PWS is caused by the loss of function of a set of genes. One of these genes, named MAGEL2, produces a protein that is important for the normal development of the brain, muscles and the endocrine system. Loss of function of MAGEL2 alone causes a disorder that is related to PWS, called Schaaf-Yang syndrome (SYS). To date, researchers have only studied the function of the second half of the MAGEL2 protein (called the “C” terminus), while the function of the first half of the protein (called the “N”-terminus) remains unknown. In this project, we will investigate the function of the MAGEL2 protein, to better understand the consequences of loss of function in PWS and SYS.
We recently discovered that the N-terminus of MAGEL2 protein interacts with a set of proteins important for the stability of mRNAs. mRNAs tell the cell what proteins to make. Some mRNAs give their instructions for protein production at the synapses of neurons. This is the cellular location where brain cells provide information to other brain cells and to muscles. We think that the N-terminal half of MAGEL2 binds to complexes that contain mRNAs, while the C-terminal half controls the stability of those complexes through a known function of MAGEL2 in protein ubiquitination.

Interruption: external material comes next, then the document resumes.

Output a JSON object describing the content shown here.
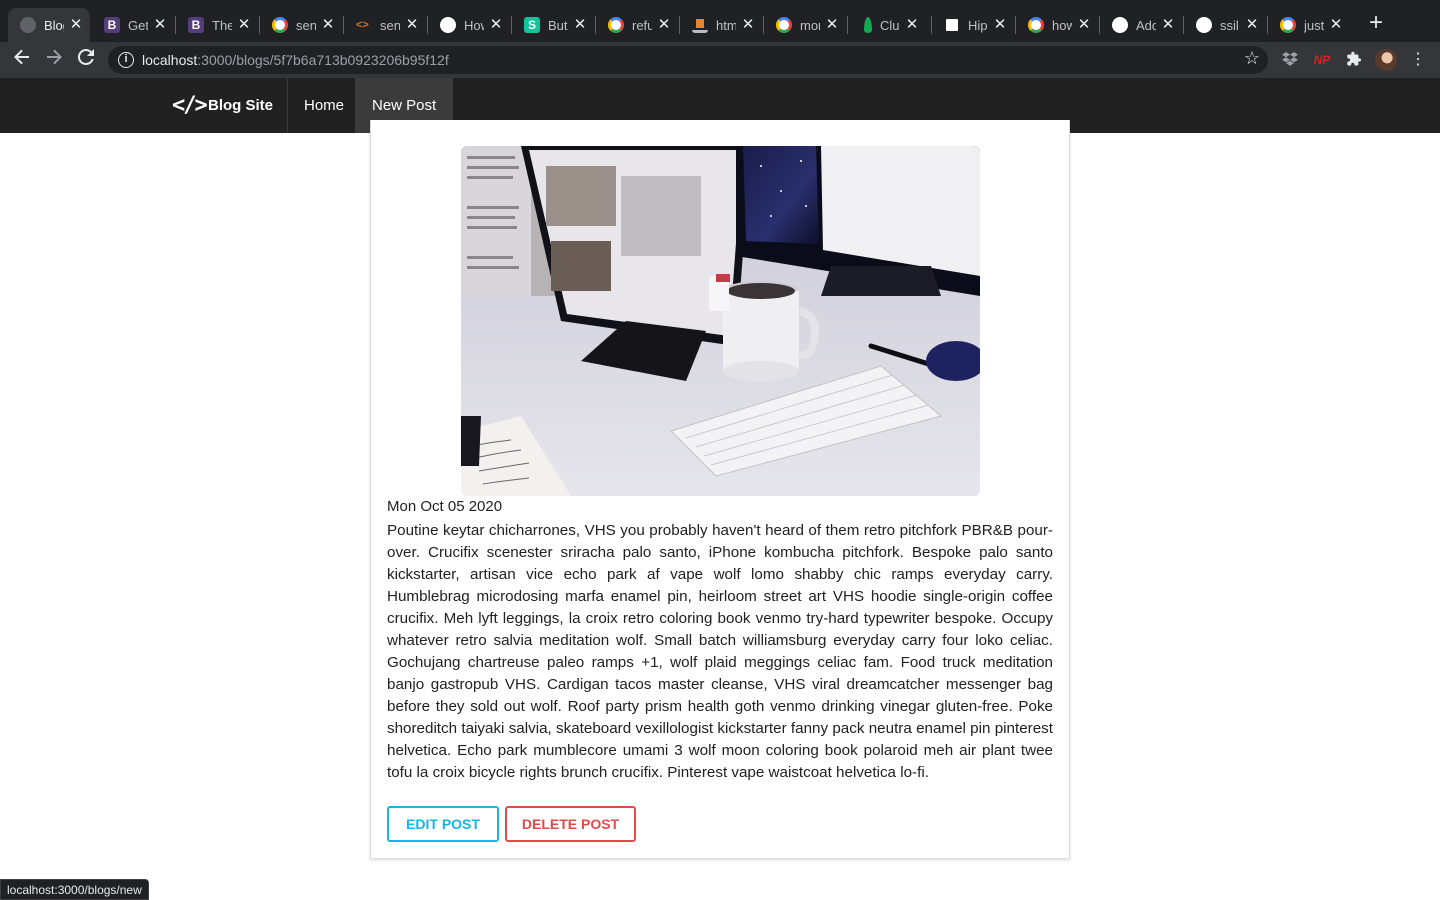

This activity is entirely missing in PWS. In SYS, the partial MAGEL2 protein can bind to mRNA containing complexes but not degrade them, which may be why SYS can be more severe than PWS.
Dr. Theresa Strong describes this grant, why we are excited about it and what the long term contributions of this project may be in our Research Grants Program Update Webinar, Spring 2018. You can learn more about this specific project in this video segment.
Rachel Wevrick, PhD
The Governors of the University of Alberta